111.The most comprehensive provision for child recovery is under the CCPJA. The CCPJA provides that a child in need of care and protection may be taken into temporary custody or a place of safety by a Police Officer, Social Welfare Officer, a Chief or any member of the community. The preceding provision provides for the criteria for determining whether a child is need of care and protection. The criteria include substantial risk of injury or abuse; actual injury; unfitness of parent or guardian; neglect; absence of or abandonment by parent or guardian; being in custody of a person who has been convicted of a n offence in connection with the child; child frequents the company of immoral, vicious or undesirable persons; being allowed to be on the street; or being assessed as being in need of care and protection by a Social Welfare Officer.

112.A child taken into temporary custody or to a place of safety must be brought before a Child Justice Court within 48 hours for the court to direct whether the child should be placed in a place of safety or under the care of a fit and proper person until such time as the child is brought before a Child Justice Court.

113.The CCPJA also provides that the child in need for care and protection should be taken for medical examination to determine whether the child needs medical services and care and may be hospitalized if necessary.

Article 41

Nothing in the present Convention shall affect any provisions which are more conducive to the realization of the rights of the child and which may be contained in:

(a) The law of a State party; or

(b) International law in force for that State.

114.The State Party has entered into more agreements than the CRC to cater for child protection. The African Charter on Rights on Women and Children (ACRWC) is the major regional instrument which Malawi has ratified in order to realize even greater protection of children.
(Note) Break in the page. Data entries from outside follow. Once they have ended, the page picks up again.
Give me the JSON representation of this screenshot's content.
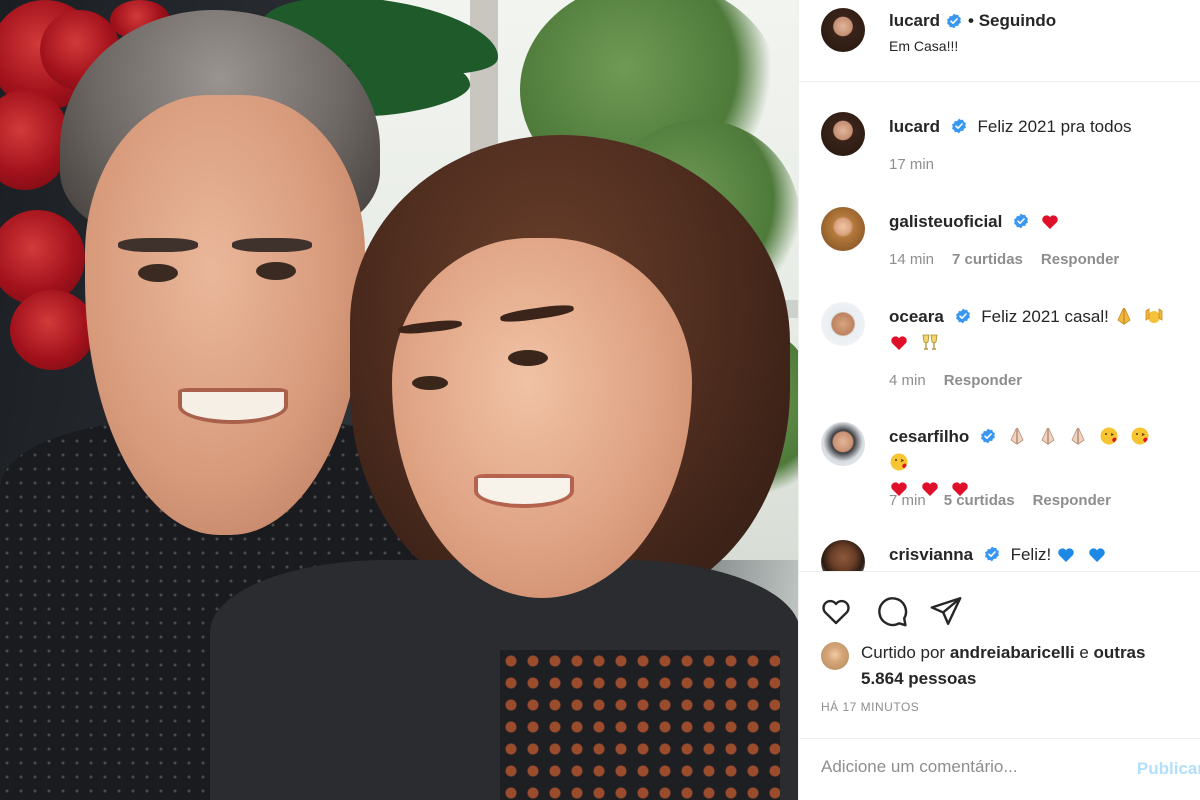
{
  "post": {
    "author": "lucard",
    "follow_status": "• Seguindo",
    "location": "Em Casa!!!"
  },
  "comments": [
    {
      "user": "lucard",
      "text": "Feliz 2021 pra todos",
      "time": "17 min",
      "likes": "",
      "reply": "",
      "emojis": []
    },
    {
      "user": "galisteuoficial",
      "text": "",
      "time": "14 min",
      "likes": "7 curtidas",
      "reply": "Responder",
      "emojis": [
        "red-heart"
      ]
    },
    {
      "user": "oceara",
      "text": "Feliz 2021 casal!",
      "time": "4 min",
      "likes": "",
      "reply": "Responder",
      "emojis": [
        "folded-hands",
        "raising-hands",
        "red-heart",
        "clinking-glasses"
      ]
    },
    {
      "user": "cesarfilho",
      "text": "",
      "time": "7 min",
      "likes": "5 curtidas",
      "reply": "Responder",
      "emojis": [
        "folded-hands",
        "folded-hands",
        "folded-hands",
        "kissing-face",
        "kissing-face",
        "kissing-face",
        "red-heart",
        "red-heart",
        "red-heart"
      ]
    },
    {
      "user": "crisvianna",
      "text": "Feliz!",
      "time": "",
      "likes": "",
      "reply": "",
      "emojis": [
        "blue-heart",
        "blue-heart"
      ]
    }
  ],
  "likes": {
    "prefix": "Curtido por",
    "user": "andreiabaricelli",
    "conj": "e",
    "others": "outras 5.864 pessoas"
  },
  "timestamp": "HÁ 17 MINUTOS",
  "add_comment": {
    "placeholder": "Adicione um comentário...",
    "publish_label": "Publicar"
  },
  "icons": {
    "like": "heart-outline-icon",
    "comment": "speech-bubble-icon",
    "share": "paper-plane-icon",
    "verified": "verified-badge-icon"
  },
  "colors": {
    "verified_blue": "#3897f0",
    "muted_text": "#8e8e8e",
    "divider": "#efefef",
    "publish_disabled": "#b2dffc"
  }
}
115.In keeping with the obligations of Malawi under the ACRWC, which provides for responsibilities of the child, the CCPJA has made provision for the duties and responsibilities of the child to respect the parents, guardians, superiors and elders at all times and depending on the age of the child assist them in cases of need; serve the community by placing his or her physical and intellectual abilities at its service; preserve and strengthen social and national unity and character of Malawi; uphold the positive values of the community; and contribute towards the child’s own development into being a useful member of the society. However, due regard shall be paid to the age and ability of the child and to such limitations as are contained in the CCPJA.

Article 42

States Parties undertake to make the principles and provisions of the Convention widely known, by appropriate and active means, to adults and children alike.

116.The convention has been implemented through the Constitution, legislation and policies.In that regard the provisions and principles of the Convention are well known.The Government through the Ministry responsible for children continuously engages in civil education programmes to ensure that issues related to rights of children as provided for in the Convention are well known and implemented.